One approach, he says, is Newton’s second law, through which a scientist might track the position and the velocity of each particle of air in a room. However, a micro-scale model with such large numbers would require a supercomputer, and the size of the room could determine that even a supercomputer might not be the answer: “It looks good, but it's not practical,” says Wu.

Another possible approach is the use of thermodynamics or fluid mechanics, which focus on factors such as temperature, pressure and velocity to find a statistical average of the properties, rather than focusing on the behavior of a single particle. This type of macro-scale modeling, however, might not be precise enough.
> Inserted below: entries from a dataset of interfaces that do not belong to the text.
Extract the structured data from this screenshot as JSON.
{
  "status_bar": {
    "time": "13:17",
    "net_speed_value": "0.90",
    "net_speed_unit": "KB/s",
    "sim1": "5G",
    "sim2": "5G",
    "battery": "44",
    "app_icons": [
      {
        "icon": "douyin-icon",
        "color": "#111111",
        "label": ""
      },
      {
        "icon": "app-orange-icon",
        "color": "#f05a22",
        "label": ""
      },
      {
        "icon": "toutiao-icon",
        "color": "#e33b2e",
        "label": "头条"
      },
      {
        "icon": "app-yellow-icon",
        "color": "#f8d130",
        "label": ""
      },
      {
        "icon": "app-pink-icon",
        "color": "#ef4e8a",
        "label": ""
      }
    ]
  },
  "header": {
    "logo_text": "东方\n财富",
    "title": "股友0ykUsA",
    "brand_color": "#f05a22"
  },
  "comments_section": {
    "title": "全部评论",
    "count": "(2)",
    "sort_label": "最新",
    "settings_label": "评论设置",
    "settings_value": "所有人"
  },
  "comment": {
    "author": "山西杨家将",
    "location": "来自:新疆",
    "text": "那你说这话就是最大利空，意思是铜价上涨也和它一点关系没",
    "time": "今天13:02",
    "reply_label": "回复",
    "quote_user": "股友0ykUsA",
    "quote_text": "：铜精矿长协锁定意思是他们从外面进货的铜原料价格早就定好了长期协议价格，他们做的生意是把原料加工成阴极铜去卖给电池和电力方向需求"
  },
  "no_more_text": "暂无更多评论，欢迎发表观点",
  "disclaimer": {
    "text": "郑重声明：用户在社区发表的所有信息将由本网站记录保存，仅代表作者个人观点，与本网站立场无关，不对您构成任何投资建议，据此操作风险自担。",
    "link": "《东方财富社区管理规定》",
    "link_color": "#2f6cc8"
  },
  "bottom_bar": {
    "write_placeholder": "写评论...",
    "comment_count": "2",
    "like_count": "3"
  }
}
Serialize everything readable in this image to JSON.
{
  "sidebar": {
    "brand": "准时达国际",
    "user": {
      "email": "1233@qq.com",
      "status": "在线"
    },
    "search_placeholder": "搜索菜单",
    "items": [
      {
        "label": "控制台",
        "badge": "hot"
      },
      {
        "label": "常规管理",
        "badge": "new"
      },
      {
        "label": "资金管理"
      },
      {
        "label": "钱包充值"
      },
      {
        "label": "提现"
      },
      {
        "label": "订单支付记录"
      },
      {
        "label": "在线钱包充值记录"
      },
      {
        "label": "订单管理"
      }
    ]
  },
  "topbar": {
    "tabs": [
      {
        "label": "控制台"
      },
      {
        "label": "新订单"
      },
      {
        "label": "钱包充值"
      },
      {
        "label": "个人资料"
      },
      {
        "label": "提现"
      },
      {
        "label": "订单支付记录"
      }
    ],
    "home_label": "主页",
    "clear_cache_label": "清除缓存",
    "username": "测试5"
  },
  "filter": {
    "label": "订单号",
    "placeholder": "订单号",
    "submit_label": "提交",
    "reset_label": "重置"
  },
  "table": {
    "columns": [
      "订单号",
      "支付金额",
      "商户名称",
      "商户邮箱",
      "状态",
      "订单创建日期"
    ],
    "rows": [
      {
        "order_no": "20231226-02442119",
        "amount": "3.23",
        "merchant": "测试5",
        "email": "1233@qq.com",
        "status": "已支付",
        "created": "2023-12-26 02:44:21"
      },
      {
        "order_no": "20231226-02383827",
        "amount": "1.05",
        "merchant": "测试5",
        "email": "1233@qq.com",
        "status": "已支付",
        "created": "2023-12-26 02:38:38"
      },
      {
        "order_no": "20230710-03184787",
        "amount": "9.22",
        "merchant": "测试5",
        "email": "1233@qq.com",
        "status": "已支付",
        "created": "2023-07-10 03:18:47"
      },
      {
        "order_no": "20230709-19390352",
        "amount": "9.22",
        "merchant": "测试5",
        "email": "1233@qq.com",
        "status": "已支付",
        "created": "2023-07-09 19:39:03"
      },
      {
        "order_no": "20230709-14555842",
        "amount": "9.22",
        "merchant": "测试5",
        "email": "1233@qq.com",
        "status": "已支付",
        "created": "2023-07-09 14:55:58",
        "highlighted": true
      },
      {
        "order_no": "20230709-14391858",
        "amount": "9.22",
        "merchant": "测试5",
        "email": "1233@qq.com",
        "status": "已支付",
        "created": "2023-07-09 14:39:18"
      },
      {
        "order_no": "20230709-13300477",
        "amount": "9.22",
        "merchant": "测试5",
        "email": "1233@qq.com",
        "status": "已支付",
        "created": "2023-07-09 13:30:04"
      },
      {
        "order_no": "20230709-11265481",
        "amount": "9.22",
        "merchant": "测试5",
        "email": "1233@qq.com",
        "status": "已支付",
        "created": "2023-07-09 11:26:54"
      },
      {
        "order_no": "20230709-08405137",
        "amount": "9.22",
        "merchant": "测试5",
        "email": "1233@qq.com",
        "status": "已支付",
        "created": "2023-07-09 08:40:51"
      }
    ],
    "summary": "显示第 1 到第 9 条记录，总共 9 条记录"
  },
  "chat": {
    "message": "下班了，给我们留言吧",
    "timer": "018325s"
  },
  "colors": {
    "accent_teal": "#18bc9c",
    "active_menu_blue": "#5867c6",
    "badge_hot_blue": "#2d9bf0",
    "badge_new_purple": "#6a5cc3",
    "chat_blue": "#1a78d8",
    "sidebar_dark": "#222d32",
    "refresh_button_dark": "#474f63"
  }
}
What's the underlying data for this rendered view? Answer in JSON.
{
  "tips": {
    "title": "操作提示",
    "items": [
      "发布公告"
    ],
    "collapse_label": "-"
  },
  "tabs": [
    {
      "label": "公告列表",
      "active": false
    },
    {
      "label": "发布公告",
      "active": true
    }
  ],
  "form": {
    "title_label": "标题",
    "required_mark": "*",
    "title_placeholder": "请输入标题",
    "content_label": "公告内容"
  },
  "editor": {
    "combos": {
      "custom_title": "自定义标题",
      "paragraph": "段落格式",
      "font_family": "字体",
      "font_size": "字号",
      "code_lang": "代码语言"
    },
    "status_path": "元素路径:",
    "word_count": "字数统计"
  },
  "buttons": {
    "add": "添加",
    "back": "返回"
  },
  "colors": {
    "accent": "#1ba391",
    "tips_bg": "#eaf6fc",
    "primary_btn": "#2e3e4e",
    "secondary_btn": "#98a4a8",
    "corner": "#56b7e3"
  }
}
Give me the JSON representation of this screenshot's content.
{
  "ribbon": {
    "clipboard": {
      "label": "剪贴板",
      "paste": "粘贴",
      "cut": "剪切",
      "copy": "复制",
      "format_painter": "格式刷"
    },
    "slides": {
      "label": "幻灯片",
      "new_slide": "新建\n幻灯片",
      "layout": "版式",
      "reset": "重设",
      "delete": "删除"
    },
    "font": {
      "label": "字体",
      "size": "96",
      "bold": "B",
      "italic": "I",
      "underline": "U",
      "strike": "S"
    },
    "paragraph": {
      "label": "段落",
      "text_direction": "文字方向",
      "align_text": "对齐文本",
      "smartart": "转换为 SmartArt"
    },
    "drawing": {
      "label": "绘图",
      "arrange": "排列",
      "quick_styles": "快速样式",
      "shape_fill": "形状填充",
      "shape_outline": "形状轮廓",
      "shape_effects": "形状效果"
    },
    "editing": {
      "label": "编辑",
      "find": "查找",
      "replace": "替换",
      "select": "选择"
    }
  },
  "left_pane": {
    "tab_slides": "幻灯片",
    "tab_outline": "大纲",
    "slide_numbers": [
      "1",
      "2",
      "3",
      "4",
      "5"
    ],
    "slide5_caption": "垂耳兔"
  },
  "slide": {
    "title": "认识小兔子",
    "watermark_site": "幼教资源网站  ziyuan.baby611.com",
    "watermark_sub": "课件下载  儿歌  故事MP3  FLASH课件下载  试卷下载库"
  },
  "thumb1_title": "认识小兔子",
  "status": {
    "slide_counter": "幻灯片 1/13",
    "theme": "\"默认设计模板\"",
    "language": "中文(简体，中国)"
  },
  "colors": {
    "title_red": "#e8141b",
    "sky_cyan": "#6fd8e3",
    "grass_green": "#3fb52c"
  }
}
Kinetic theory invites the question of how to connect the two approaches: Do they describe the same thing? Is it possible that just one is correct? Wu seeks to identify the criterion a researcher can follow to determine under which regime, or circumstance, to use which approach. He focuses on how to study this problem in a bounded domain—that is, when the particles in question come into contact with a natural barrier, such as water filling a drinking glass, flows of air particles passing an airplane wing or neutrons colliding in a nuclear reactor.

“We want to study this kind of phenomenon and give a quantitative description of what happened exactly,” he explains. This helps him justify which approach is better for a particular situation.

The right decision matters. Levels of difficulty vary. Computers used for numerical simulations come with time and memory costs that depend on the chosen model. A researcher ultimately should choose the most proper and precise approach possible, says Wu.

“If we use fluid dynamics … and then we know that it is already precise enough in certain regimes, then just use it. We don't need other more precise models. But when in a different regime, we say, well, the kinetic equation is more proper … then you have to choose that. Although it is very difficult, it is still the more precise one. We want to tell you which regime you should use to be more economic and to be more efficient,” he explains.

This work is funded by the National Science Foundation.